START MATERIAL FOR THIS EXERCISE
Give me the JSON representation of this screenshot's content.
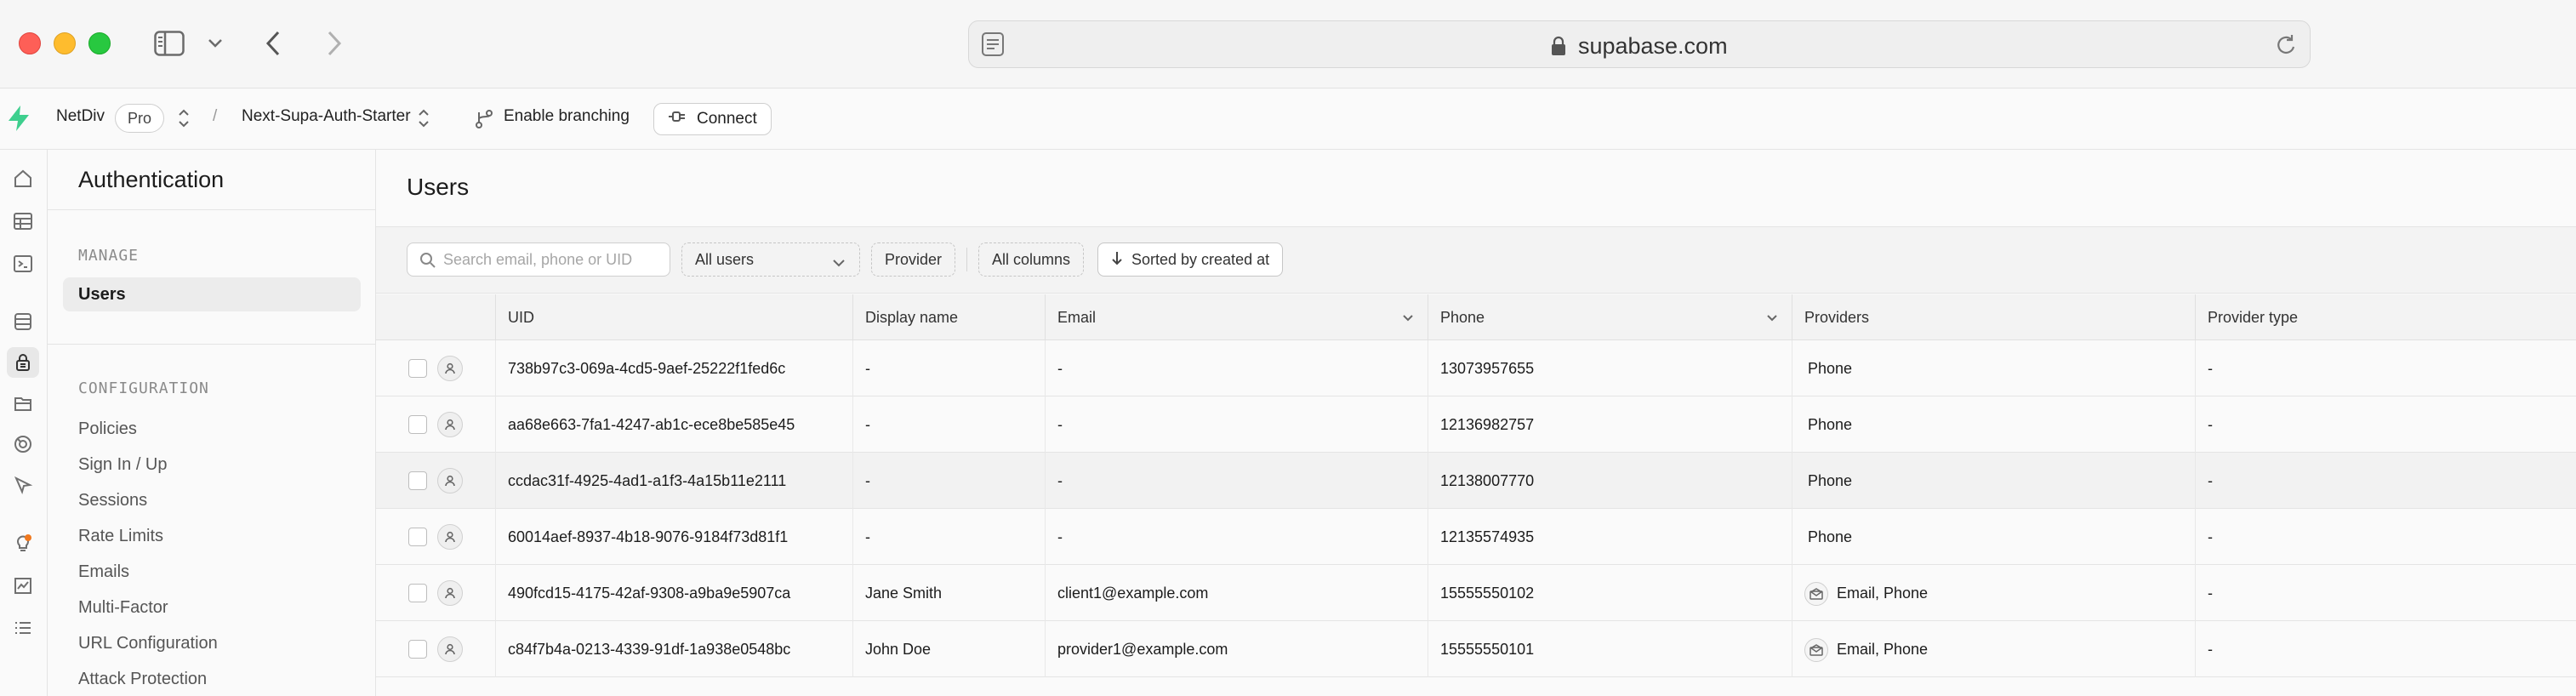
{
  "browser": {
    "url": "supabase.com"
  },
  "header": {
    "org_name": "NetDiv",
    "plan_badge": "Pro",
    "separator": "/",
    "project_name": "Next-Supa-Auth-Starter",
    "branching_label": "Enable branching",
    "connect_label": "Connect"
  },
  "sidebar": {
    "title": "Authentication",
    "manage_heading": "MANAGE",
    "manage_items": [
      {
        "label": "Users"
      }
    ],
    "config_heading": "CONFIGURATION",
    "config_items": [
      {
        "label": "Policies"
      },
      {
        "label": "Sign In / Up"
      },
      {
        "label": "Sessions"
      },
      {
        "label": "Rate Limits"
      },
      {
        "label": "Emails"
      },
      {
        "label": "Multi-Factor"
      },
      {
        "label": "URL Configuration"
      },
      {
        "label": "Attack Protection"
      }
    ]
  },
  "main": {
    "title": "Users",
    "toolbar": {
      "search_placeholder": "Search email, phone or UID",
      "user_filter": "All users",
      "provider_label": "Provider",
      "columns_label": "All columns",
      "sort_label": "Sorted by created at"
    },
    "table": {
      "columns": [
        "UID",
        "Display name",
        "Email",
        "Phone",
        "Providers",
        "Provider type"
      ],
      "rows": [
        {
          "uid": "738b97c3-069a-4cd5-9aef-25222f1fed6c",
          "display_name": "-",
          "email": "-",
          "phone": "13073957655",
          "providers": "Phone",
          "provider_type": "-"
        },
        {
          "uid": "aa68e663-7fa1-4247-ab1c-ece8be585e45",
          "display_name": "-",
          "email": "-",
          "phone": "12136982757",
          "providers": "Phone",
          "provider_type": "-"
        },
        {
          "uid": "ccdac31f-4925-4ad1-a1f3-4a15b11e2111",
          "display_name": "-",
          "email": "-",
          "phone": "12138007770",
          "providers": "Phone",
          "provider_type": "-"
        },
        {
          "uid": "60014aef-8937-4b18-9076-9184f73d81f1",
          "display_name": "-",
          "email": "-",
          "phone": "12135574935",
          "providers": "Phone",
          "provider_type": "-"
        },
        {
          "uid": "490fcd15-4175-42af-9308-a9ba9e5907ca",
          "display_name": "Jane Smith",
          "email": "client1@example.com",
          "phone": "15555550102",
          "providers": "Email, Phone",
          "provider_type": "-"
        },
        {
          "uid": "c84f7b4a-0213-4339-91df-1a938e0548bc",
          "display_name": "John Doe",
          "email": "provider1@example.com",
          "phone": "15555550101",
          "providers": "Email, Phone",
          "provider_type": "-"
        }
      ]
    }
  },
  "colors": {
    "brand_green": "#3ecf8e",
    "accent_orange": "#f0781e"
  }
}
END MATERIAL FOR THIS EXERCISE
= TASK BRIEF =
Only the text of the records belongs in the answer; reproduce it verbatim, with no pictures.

= SOLUTION FOR THIS TASK =
Give me the JSON representation of this screenshot's content.
{
  "browser": {
    "url": "supabase.com"
  },
  "header": {
    "org_name": "NetDiv",
    "plan_badge": "Pro",
    "separator": "/",
    "project_name": "Next-Supa-Auth-Starter",
    "branching_label": "Enable branching",
    "connect_label": "Connect"
  },
  "sidebar": {
    "title": "Authentication",
    "manage_heading": "MANAGE",
    "manage_items": [
      {
        "label": "Users"
      }
    ],
    "config_heading": "CONFIGURATION",
    "config_items": [
      {
        "label": "Policies"
      },
      {
        "label": "Sign In / Up"
      },
      {
        "label": "Sessions"
      },
      {
        "label": "Rate Limits"
      },
      {
        "label": "Emails"
      },
      {
        "label": "Multi-Factor"
      },
      {
        "label": "URL Configuration"
      },
      {
        "label": "Attack Protection"
      }
    ]
  },
  "main": {
    "title": "Users",
    "toolbar": {
      "search_placeholder": "Search email, phone or UID",
      "user_filter": "All users",
      "provider_label": "Provider",
      "columns_label": "All columns",
      "sort_label": "Sorted by created at"
    },
    "table": {
      "columns": [
        "UID",
        "Display name",
        "Email",
        "Phone",
        "Providers",
        "Provider type"
      ],
      "rows": [
        {
          "uid": "738b97c3-069a-4cd5-9aef-25222f1fed6c",
          "display_name": "-",
          "email": "-",
          "phone": "13073957655",
          "providers": "Phone",
          "provider_type": "-"
        },
        {
          "uid": "aa68e663-7fa1-4247-ab1c-ece8be585e45",
          "display_name": "-",
          "email": "-",
          "phone": "12136982757",
          "providers": "Phone",
          "provider_type": "-"
        },
        {
          "uid": "ccdac31f-4925-4ad1-a1f3-4a15b11e2111",
          "display_name": "-",
          "email": "-",
          "phone": "12138007770",
          "providers": "Phone",
          "provider_type": "-"
        },
        {
          "uid": "60014aef-8937-4b18-9076-9184f73d81f1",
          "display_name": "-",
          "email": "-",
          "phone": "12135574935",
          "providers": "Phone",
          "provider_type": "-"
        },
        {
          "uid": "490fcd15-4175-42af-9308-a9ba9e5907ca",
          "display_name": "Jane Smith",
          "email": "client1@example.com",
          "phone": "15555550102",
          "providers": "Email, Phone",
          "provider_type": "-"
        },
        {
          "uid": "c84f7b4a-0213-4339-91df-1a938e0548bc",
          "display_name": "John Doe",
          "email": "provider1@example.com",
          "phone": "15555550101",
          "providers": "Email, Phone",
          "provider_type": "-"
        }
      ]
    }
  },
  "colors": {
    "brand_green": "#3ecf8e",
    "accent_orange": "#f0781e"
  }
}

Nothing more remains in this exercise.